Album review

The Church : Forget Yourself
Cooking Vinyl

The Church : Forget YourselfType 'The Church' into Google, and you'll find that this band feature higher than the Evangelical Covenant Church and the Universal Life Church, which reflects the scale of their success over the last two decades. Most people who tuned into a radio in the 80s will have heard Under The Milky Way; a huge hit for The Church but unfortunately their only one on that scale, which has inevitably given them the 'one hit wonder' label.
    Forget Yourself is their 17th album and shows a slight progression from 2002's After Everything Now This, which drummer Tim Powles owes to the more impulsive process of writing and recording the album at Spacejunk Studios in their hometown of Sydney.

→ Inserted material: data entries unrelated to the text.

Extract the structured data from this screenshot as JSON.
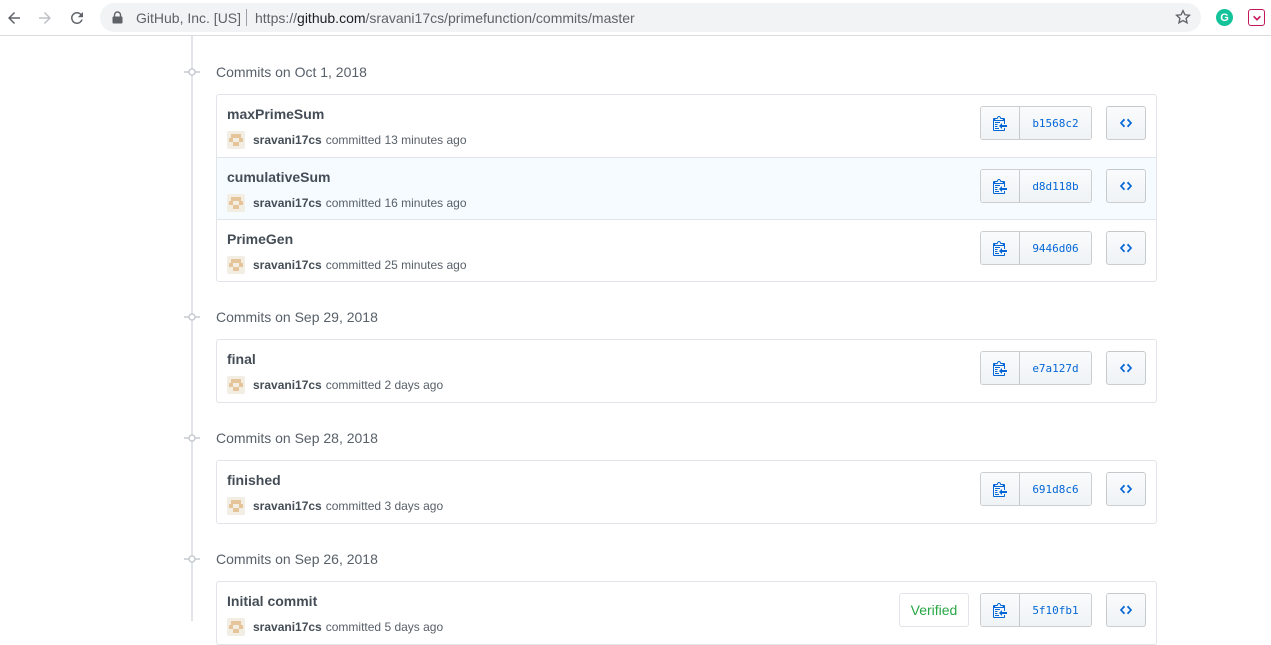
{
  "browser": {
    "site_identity": "GitHub, Inc. [US]",
    "url_scheme": "https://",
    "url_host": "github.com",
    "url_path": "/sravani17cs/primefunction/commits/master"
  },
  "colors": {
    "link": "#0366d6",
    "verified": "#28a745",
    "row_highlight": "#f6fbff",
    "timeline": "#e1e4e8"
  },
  "groups": [
    {
      "title": "Commits on Oct 1, 2018",
      "commits": [
        {
          "message": "maxPrimeSum",
          "author": "sravani17cs",
          "action": "committed",
          "time": "13 minutes ago",
          "sha": "b1568c2"
        },
        {
          "message": "cumulativeSum",
          "author": "sravani17cs",
          "action": "committed",
          "time": "16 minutes ago",
          "sha": "d8d118b"
        },
        {
          "message": "PrimeGen",
          "author": "sravani17cs",
          "action": "committed",
          "time": "25 minutes ago",
          "sha": "9446d06"
        }
      ]
    },
    {
      "title": "Commits on Sep 29, 2018",
      "commits": [
        {
          "message": "final",
          "author": "sravani17cs",
          "action": "committed",
          "time": "2 days ago",
          "sha": "e7a127d"
        }
      ]
    },
    {
      "title": "Commits on Sep 28, 2018",
      "commits": [
        {
          "message": "finished",
          "author": "sravani17cs",
          "action": "committed",
          "time": "3 days ago",
          "sha": "691d8c6"
        }
      ]
    },
    {
      "title": "Commits on Sep 26, 2018",
      "commits": [
        {
          "message": "Initial commit",
          "author": "sravani17cs",
          "action": "committed",
          "time": "5 days ago",
          "sha": "5f10fb1",
          "badge": "Verified"
        }
      ]
    }
  ]
}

There are a literally a handful of bands from the 80s who've survived the 90s and made it into the new Millennium, all with varying levels of credibility. These bands tend to have a diverse range of followers, ranging from the loyal fans who've stayed with them since day one to the newer supporters who they've picked up at some point along the way.

For the loyal fans of The Church, there are some great rewards on this album; the wispy ambience of The Theatre And Its Double and the smooth Lay Low are reminiscent of their early work, whilst the electric guitar tinted single Song In Space and the almost surreal Nothing Seeker pave the way for the more recent fans.
    Whilst existing fans may be accommodated, this album lacks the flair and pace to attract new fans - the gentle Maya and Appalatia show promising signs, but unfortunately don't develop further than the strictly horizontal soundscape.

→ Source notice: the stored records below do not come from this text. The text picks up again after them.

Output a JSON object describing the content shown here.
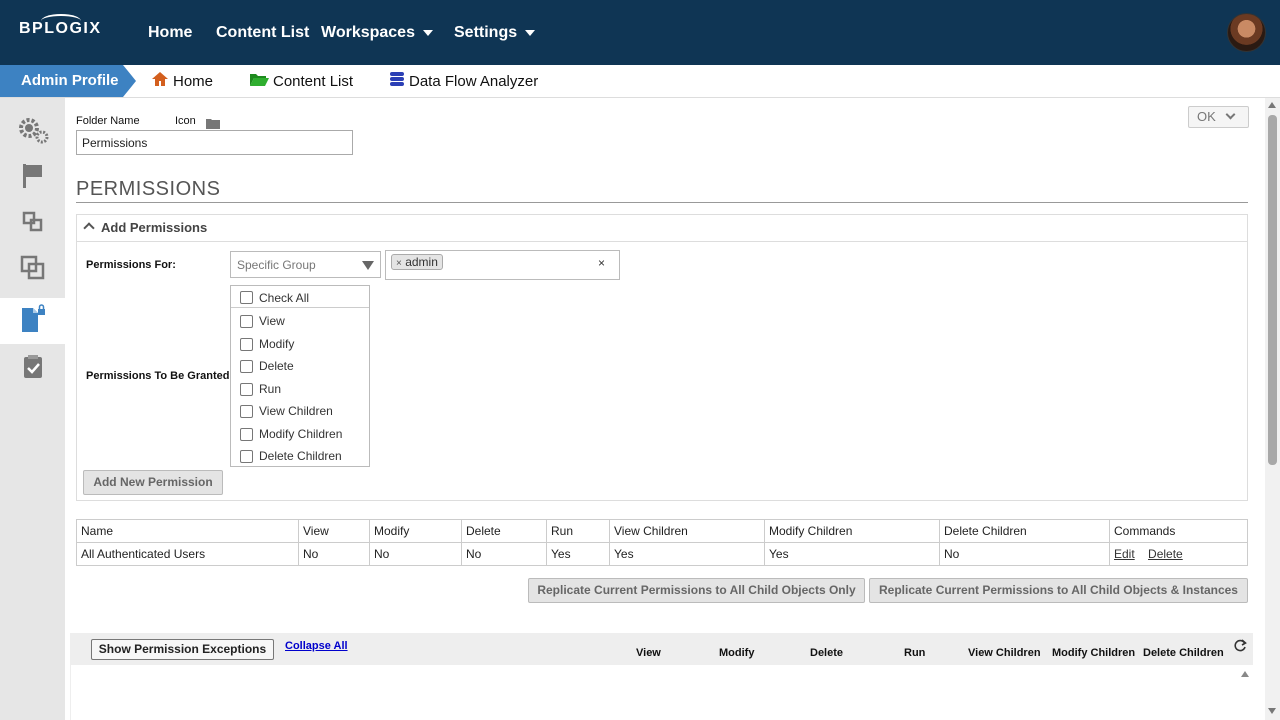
{
  "topbar": {
    "logo": "BPLOGIX",
    "nav": [
      "Home",
      "Content List",
      "Workspaces",
      "Settings"
    ]
  },
  "subbar": {
    "profile": "Admin Profile",
    "links": [
      "Home",
      "Content List",
      "Data Flow Analyzer"
    ]
  },
  "form": {
    "folder_name_label": "Folder Name",
    "icon_label": "Icon",
    "folder_name_value": "Permissions",
    "ok_label": "OK"
  },
  "permissions": {
    "title": "PERMISSIONS",
    "add_header": "Add Permissions",
    "for_label": "Permissions For:",
    "for_select": "Specific Group",
    "tag": "admin",
    "tag_remove": "×",
    "granted_label": "Permissions To Be Granted",
    "checks": [
      "Check All",
      "View",
      "Modify",
      "Delete",
      "Run",
      "View Children",
      "Modify Children",
      "Delete Children"
    ],
    "add_button": "Add New Permission"
  },
  "table": {
    "headers": [
      "Name",
      "View",
      "Modify",
      "Delete",
      "Run",
      "View Children",
      "Modify Children",
      "Delete Children",
      "Commands"
    ],
    "rows": [
      {
        "name": "All Authenticated Users",
        "view": "No",
        "modify": "No",
        "delete": "No",
        "run": "Yes",
        "view_children": "Yes",
        "modify_children": "Yes",
        "delete_children": "No",
        "edit": "Edit",
        "del": "Delete"
      }
    ]
  },
  "replicate": {
    "child_only": "Replicate Current Permissions to All Child Objects Only",
    "child_instances": "Replicate Current Permissions to All Child Objects & Instances"
  },
  "exceptions": {
    "show_button": "Show Permission Exceptions",
    "collapse": "Collapse All",
    "columns": [
      "View",
      "Modify",
      "Delete",
      "Run",
      "View Children",
      "Modify Children",
      "Delete Children"
    ]
  },
  "colors": {
    "topbar": "#0f3554",
    "accent": "#3d82c2"
  }
}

According to the band's website: "The Church have happily, realistically and modestly abandoned all hope of repeating the success of Milky Way." This is clearly the case, as Forget Yourself rarely exerts itself, and The Church give the impression that they feel they don't have anything left to prove. In fact the sleepy beats and hazy melodies on Forget Yourself are so laissez-faire that it's too easy to forget what we were supposed to be forgetting.

:: Paul Newbold

Go to top of page
Latest articles

Alone in the dark: Buffy The Vampire Slayer bows out in style with the Season Seven DVD Collection.

Johnny Knoxville plays him in the movie Grand Theft Parsons, but counterculture speaks to the man himself: Phil Kaufman interviewed.